The Executive Board of the International Monetary Fund (IMF) completed the seventh review under the Extended Credit Facility Arrangement (ECF) for Côte d’Ivoire (June 5, 2015). The completion of the review enables the immediate release of the equivalent of SDR 48.78 million (about US$68.36 million), bringing total disbursements under the arrangement to the equivalent of SDR471.54 million (about US$660.84 million). The decision was taken without a formal Board meeting.
In completing the review, the Executive Board also approved the authorities’ request for the modification of the performance criteria on the primary basic balance and net domestic financing as of end-June 2015 as well as indicative targets consistent with the framework of the economic and financial program.
The Executive Board approved the ECF arrangement for Côte d’Ivoire on November 4, 2011 (see Press Release No. 11/399).
The authorities are to be commended for continued strong macroeconomic performance under the Fund-supported program. Over 2012–14, the growth in real GDP per capita has reached 20 percent. All performance criteria and all but one indicative targets for end-2014 were met. Significant progress has been made toward improving the business climate and the tax administration, and some inroads have been made towards public bank restructuring.
Sustaining high growth rates will require further reforms to improve the business climate. This calls for further efforts including the creation of additional commercial courts in the country and of a commercial court of appeal, the reduction of domestic payments delays, and the improvement of relations between tax payers and tax collection agencies through enhanced transparency in tax control procedures. This also calls for implementing the financial sector development strategy to foster access to credit by SMEs.
Staff considers that the fiscal stance for 2015 remains appropriate despite emerging budgetary pressures. It welcomes the proposed adjustments to the 2015 budget, which include additional revenues and spending cuts containing the deterioration of the basic primary and of the overall deficit to 0.3 percent of GDP. Despite the adjustments, the budget remains broadly growth-friendly and pro-poor, with significant increases in public investment and poverty-reduction expenditures. Staff calls on the authorities to stick to these fiscal objectives despite budget pressures and the electoral context. It emphasizes the need to control increases in current spending over the medium term and to take forceful actions to put the energy sector on a more solid financial footing to limit corresponding fiscal risks.
The recent discovery of extra-budgetary spending is worrisome. Staff notes the assurances provided by the authorities that they do not have knowledge of any further extra-budgetary spending other than the amounts reported in this review. It welcomes the April 23, 2015 Communication by the Council of Ministers reaffirming that extra-budgetary spending should be avoided. It calls on the government to remain vigilant and to strictly respect its commitment to forcefully apply the provisions of the 1998 decree aimed at avoiding extra-budgetary spending, including through disciplinary, civil, and penal sanctions. Furthermore, staff, welcomes the authorities’ initiative to launch audits of extra-budgetary spending undertaken before 2011.

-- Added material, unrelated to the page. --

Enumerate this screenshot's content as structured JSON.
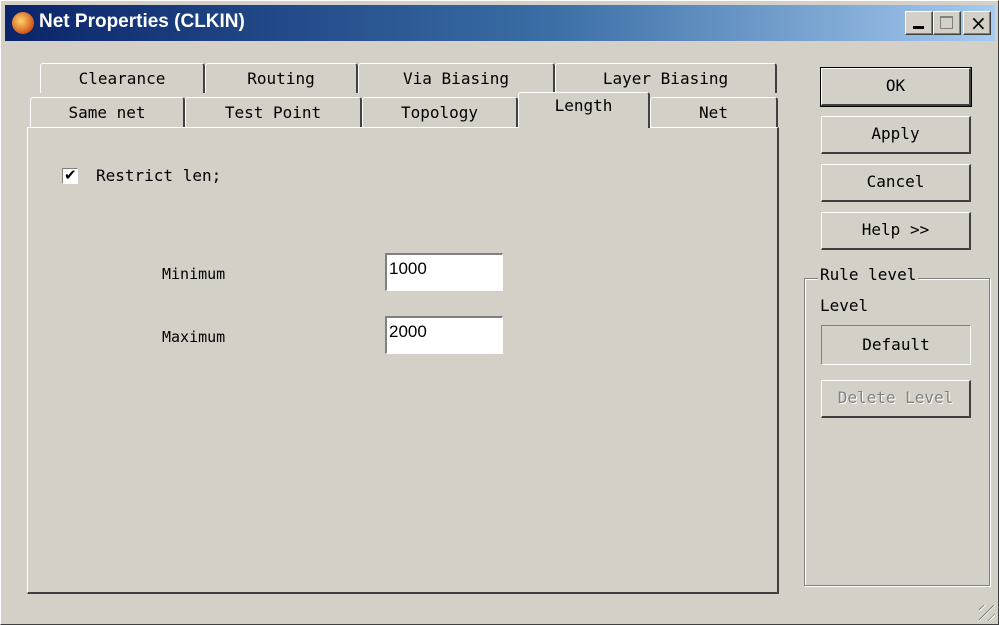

While welcoming actions taken to improve PFM and public debt management, further steps are urgently needed. In particular, staff urges the authorities to broaden the budget’s scope to ensure that it covers all governmental activities and to avoid that public entities borrow to execute expenditures that should normally be included in the budget. Moreover, the sizable amount of public spending undertaken through exceptional spending procedures, notably treasury advances, should be further reduced. Staff calls on the government to pay close attention to the accumulation of debt by public sector entities. The implementation of the long-delayed restructuring of the public debt directorate into front-, middle-, and back-office and the setting up of a centralized database covering public enterprises’ and government guaranteed debt are steps needed to strengthen debt management. Furthermore, the deepening of the regional fixed-income market and the development of a secondary market are crucial to limiting foreign exchange risk on public borrowing in the future.
Staff supports the authorities’ commitment to address weaknesses in the national accounts statistics. Staff urges them to strengthen staffing and capacity at the INS, address information gaps, review the compilation of national account statistics, and correct weaknesses identified in the final accounts for 2012. More broadly, Côte d’Ivoire should upgrade and disseminate its economic data to facilitate monitoring by private investors and credit rating agencies.
Source: International Monetary Fund (IMF)